At one point, it seemed like I had done too much content on Enugu, but your audience might not think the same. I’ve seen people dare to try something different and end up messing up their platforms. But I’ve also seen people try new things and record phenomenal growth.
Regardless, I know I belong here. Sometimes, seeing my previous works remind me that I’m on the right path. I also have fond memories, like the first time I flew a drone. I visited a community for the first time and told their story. That video was one of my proudest moments. It wasn’t just about the fact that I received great feedback. I was just proud of what I created. So even though I’ve had a lot of challenges, I’ve also experienced so much growth.
How it’s going
Today, I see myself as someone with an eye for stories. A couple of years back, I did not see my life panning out like this. But I’ve always stayed open-minded to growth.
I’ve now become head of content at AfiaTV. It’s exciting because there’s so much coming up, like the fact that we’re launching on DSTV soon. But at the same time, being in charge is daunting. I’m caught in the middle of dedicating my time to my workplace and creating time to make videos. It’s not easy to balance both, so I don’t have as much time for my channel as I once did. I’m still getting used to this. I still want to explore more travel vlogs. I want to cover more places and tell their stories.
But now, it’s a bit scary to travel within Nigeria. My friend was attacked and killed on his way back from a content creation trip. He was buried recently, so the memory is still fresh. Even though I’d like to travel to new places, it’s not safe. There are many stories to tell in Nigeria. We just need it to be safe.

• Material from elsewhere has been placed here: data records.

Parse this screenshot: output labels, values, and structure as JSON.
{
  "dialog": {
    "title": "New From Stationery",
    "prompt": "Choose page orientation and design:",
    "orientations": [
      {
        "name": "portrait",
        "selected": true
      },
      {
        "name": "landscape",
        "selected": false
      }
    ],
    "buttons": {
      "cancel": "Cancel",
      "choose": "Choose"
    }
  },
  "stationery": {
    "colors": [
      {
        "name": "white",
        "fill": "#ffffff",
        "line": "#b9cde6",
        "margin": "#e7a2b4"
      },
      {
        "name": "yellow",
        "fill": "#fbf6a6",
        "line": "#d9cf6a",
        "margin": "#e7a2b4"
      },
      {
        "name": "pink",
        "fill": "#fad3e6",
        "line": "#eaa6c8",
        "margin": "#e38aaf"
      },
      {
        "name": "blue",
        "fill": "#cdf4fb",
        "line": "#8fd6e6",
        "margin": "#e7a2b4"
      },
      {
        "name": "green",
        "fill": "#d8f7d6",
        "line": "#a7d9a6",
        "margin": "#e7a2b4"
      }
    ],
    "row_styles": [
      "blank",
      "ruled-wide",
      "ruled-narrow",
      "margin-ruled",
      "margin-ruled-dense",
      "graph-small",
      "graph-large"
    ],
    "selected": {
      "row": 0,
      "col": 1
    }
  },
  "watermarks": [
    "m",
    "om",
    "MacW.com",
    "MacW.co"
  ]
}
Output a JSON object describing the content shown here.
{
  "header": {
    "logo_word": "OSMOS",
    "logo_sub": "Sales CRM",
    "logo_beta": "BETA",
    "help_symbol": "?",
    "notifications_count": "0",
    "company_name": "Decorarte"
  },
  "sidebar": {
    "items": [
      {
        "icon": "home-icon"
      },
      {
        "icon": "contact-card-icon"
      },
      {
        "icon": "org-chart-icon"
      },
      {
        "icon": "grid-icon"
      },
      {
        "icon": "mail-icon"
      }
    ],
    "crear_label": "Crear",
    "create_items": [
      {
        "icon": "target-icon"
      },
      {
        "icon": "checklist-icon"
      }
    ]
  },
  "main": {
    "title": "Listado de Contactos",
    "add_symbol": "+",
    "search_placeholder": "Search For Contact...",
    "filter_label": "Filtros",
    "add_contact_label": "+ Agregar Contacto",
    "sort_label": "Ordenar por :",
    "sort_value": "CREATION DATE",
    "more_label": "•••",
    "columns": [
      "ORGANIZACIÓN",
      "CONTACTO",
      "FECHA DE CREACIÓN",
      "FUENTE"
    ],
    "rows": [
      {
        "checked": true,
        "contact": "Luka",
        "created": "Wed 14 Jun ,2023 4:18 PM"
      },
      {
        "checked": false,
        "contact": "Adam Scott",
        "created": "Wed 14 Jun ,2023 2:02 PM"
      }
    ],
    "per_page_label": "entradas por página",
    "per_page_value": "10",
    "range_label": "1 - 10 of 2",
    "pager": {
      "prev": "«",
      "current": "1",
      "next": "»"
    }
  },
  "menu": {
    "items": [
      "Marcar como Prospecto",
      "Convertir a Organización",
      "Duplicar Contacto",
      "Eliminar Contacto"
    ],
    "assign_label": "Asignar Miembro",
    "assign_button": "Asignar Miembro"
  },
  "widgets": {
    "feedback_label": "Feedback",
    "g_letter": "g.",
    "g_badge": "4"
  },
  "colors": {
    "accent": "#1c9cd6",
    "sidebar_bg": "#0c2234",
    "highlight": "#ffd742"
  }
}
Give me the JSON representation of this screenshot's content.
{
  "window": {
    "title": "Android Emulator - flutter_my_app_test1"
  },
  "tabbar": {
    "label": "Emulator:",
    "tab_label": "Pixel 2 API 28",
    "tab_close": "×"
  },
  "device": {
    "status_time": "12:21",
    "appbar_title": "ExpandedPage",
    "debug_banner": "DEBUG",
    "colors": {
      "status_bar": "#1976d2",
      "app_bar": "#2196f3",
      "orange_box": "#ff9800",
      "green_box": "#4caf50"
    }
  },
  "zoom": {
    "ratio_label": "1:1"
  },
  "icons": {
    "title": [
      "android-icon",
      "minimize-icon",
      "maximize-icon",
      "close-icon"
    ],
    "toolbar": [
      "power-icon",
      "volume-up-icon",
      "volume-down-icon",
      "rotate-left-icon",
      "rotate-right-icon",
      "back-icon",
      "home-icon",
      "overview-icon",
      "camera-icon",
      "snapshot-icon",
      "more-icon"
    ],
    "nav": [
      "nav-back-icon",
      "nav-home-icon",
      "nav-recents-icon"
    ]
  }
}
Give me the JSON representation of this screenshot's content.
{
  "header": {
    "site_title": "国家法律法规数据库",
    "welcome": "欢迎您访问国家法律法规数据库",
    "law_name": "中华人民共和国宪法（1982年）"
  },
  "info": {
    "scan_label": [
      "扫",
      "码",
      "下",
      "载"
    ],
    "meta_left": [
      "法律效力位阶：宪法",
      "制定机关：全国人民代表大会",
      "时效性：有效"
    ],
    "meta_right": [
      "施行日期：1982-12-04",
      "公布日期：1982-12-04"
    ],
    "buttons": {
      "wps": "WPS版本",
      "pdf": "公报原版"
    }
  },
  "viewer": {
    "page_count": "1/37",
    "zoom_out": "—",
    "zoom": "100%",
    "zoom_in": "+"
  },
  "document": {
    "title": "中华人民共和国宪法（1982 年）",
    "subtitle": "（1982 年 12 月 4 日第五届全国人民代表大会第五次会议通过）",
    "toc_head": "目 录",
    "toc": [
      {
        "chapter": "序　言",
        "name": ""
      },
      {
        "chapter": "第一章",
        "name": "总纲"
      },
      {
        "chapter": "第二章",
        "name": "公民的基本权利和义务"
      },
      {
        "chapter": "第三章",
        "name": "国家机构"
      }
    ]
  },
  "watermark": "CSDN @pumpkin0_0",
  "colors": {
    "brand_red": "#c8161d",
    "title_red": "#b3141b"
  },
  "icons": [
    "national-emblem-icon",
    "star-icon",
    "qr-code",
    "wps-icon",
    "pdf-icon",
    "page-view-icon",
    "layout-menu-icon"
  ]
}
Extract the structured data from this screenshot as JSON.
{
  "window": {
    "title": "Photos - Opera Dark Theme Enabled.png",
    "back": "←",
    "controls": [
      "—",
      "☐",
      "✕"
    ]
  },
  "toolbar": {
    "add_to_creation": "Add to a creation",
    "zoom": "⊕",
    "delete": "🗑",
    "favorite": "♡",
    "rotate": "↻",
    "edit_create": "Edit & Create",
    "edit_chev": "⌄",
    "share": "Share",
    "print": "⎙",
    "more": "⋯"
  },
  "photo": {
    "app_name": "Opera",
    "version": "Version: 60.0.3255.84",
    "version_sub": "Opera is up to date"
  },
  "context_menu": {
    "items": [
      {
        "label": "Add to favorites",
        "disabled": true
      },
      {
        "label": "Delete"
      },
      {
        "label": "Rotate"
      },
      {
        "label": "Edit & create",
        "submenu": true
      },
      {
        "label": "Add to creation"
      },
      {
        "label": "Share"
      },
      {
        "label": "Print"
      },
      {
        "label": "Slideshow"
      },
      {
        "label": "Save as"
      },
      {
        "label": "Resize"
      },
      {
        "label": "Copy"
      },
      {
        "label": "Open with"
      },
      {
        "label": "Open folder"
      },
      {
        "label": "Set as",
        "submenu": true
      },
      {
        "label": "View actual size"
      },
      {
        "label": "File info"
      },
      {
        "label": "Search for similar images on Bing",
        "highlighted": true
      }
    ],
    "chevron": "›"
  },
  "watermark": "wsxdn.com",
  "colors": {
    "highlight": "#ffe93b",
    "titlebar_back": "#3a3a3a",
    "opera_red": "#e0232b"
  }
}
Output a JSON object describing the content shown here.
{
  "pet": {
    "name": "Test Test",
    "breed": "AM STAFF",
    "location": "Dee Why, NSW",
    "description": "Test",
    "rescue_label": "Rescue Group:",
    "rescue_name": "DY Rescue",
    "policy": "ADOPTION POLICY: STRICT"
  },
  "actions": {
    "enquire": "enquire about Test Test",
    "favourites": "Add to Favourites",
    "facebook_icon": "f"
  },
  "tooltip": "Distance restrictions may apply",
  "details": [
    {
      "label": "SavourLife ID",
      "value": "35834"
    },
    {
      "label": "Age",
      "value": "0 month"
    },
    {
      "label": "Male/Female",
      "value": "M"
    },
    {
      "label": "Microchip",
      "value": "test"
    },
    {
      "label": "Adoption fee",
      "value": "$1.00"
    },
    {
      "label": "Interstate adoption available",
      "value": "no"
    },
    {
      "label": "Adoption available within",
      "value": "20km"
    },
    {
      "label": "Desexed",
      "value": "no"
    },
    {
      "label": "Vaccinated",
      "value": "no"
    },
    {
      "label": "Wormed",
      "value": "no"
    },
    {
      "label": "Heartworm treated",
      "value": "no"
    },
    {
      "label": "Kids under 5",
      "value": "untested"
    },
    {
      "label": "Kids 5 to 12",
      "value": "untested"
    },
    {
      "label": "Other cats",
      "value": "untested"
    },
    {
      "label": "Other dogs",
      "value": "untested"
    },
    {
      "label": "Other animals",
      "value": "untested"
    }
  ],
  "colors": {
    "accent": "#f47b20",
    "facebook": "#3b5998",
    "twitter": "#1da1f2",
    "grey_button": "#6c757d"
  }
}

Knowing a niche and sticking to it is a career hack. If I were doing the same thing as everyone else, I probably wouldn’t be where I am now. I found a gap and filled it. Nobody was doing what I did when I started. And the fact that I pioneered something like this gives me an edge today.